» **WHAT NEEDS TO BE DONE**: Each line of the data below that includes the string "input" must be copied.

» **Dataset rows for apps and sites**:
※

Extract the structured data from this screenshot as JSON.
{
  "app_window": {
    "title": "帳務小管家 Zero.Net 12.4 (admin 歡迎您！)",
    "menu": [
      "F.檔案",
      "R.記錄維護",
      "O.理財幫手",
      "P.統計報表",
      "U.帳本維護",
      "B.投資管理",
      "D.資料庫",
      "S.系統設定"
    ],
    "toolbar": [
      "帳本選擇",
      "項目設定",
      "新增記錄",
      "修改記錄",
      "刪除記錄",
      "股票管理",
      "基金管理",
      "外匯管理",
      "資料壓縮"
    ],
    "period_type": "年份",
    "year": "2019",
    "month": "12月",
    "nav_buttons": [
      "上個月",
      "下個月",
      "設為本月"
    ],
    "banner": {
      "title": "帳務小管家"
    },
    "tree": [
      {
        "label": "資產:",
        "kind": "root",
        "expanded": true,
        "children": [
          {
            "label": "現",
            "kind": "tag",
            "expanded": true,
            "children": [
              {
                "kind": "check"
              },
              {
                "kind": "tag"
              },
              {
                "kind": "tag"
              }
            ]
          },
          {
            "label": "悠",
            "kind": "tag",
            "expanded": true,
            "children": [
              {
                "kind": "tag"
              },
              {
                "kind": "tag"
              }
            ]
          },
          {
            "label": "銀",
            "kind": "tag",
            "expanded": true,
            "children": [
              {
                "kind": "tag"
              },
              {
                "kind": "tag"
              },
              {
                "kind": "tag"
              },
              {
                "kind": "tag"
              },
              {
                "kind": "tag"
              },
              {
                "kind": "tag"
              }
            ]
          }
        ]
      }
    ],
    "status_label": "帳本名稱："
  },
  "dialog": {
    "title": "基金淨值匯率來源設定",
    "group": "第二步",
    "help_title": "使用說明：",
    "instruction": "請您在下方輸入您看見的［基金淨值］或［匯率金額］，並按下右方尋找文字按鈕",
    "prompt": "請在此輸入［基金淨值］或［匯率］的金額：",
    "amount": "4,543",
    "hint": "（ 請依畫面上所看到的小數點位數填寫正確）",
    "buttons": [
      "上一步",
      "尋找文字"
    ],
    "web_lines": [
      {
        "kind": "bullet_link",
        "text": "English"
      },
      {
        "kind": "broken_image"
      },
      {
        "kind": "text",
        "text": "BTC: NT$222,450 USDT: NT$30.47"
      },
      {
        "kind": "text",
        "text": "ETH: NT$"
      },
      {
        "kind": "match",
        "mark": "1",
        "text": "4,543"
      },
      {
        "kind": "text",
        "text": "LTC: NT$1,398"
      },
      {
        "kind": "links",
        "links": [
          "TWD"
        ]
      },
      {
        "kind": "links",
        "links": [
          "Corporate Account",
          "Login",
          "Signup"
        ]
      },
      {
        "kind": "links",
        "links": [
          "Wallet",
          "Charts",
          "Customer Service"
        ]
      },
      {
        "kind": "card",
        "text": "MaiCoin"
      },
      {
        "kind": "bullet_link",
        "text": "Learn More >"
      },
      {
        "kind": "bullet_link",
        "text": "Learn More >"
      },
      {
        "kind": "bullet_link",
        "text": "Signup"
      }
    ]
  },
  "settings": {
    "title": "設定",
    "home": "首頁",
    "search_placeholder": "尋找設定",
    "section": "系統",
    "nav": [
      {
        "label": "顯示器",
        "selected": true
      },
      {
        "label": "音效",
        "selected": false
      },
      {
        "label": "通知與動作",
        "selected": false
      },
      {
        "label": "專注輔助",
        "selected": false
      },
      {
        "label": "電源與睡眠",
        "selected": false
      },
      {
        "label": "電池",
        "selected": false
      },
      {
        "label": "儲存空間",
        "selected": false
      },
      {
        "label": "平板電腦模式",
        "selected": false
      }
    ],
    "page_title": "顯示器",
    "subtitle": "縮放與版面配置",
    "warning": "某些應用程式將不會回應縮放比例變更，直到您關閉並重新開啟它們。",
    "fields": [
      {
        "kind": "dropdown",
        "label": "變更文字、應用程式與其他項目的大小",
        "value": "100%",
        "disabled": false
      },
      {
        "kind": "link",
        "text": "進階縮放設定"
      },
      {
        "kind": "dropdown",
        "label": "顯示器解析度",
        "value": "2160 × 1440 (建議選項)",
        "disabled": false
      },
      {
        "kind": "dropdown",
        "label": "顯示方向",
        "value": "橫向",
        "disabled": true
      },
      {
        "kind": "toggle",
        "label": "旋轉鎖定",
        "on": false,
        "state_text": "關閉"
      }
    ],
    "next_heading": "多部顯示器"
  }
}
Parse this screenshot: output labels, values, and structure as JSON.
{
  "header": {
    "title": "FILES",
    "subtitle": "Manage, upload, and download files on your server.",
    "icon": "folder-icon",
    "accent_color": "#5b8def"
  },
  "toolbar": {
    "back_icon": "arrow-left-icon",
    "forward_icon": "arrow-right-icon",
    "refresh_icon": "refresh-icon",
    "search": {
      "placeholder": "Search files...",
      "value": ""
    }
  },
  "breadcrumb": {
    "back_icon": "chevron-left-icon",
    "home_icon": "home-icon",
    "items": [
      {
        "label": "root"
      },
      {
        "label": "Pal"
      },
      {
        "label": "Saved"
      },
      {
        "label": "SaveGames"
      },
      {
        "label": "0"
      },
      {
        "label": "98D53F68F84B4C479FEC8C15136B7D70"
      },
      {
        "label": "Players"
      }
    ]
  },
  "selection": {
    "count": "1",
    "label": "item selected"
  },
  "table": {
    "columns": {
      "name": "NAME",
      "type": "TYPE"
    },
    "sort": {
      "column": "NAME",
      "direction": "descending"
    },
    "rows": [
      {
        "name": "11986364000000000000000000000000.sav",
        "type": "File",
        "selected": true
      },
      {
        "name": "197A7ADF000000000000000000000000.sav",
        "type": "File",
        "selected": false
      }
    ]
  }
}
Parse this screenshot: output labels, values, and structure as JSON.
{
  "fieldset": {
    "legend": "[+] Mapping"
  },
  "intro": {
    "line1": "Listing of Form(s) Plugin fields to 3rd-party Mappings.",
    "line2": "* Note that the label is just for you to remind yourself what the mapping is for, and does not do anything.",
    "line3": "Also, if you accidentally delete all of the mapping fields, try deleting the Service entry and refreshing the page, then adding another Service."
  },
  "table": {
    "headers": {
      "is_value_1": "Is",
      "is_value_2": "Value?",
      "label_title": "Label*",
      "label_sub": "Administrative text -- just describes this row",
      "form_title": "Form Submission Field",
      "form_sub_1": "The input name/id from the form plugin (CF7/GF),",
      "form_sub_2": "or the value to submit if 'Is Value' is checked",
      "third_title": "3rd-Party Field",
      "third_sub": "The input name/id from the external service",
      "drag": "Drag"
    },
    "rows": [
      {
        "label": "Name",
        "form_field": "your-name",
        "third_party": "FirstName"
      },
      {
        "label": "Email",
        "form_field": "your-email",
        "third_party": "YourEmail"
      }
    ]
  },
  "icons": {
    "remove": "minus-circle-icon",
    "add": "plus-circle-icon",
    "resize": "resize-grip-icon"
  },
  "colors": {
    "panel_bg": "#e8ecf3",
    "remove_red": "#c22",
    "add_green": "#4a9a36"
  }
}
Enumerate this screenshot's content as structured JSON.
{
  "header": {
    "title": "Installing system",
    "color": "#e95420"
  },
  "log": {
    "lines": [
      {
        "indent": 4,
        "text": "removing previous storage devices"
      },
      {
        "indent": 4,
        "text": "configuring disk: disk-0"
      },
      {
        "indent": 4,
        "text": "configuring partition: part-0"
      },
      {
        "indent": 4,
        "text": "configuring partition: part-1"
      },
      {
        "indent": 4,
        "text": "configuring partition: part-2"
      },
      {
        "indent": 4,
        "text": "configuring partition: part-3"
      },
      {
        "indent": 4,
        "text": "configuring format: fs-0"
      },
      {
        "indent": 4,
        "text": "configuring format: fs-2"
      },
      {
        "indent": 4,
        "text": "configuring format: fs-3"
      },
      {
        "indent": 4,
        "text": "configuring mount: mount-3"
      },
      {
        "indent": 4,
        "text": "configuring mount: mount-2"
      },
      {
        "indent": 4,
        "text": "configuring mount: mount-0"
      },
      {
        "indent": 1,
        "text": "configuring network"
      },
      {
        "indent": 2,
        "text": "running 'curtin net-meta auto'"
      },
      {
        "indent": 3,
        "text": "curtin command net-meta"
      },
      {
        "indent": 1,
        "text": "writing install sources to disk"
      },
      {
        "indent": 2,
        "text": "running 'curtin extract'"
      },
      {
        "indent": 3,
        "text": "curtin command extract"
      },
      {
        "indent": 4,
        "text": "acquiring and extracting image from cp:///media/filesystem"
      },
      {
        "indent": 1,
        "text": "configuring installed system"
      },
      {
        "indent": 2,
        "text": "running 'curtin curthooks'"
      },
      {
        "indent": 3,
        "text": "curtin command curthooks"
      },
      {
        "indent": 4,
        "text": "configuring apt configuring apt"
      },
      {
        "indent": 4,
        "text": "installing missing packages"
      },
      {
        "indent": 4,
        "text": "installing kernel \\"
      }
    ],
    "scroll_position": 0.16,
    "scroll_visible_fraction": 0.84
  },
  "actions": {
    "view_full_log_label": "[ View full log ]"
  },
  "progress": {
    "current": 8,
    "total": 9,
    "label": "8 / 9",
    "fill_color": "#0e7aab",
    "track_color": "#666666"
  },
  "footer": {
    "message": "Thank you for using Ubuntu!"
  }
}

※

» **WRITTEN REPLY**:
      "form_sub_1": "The input name/id from the form plugin (CF7/GF),",
      "third_sub": "The input name/id from the external service",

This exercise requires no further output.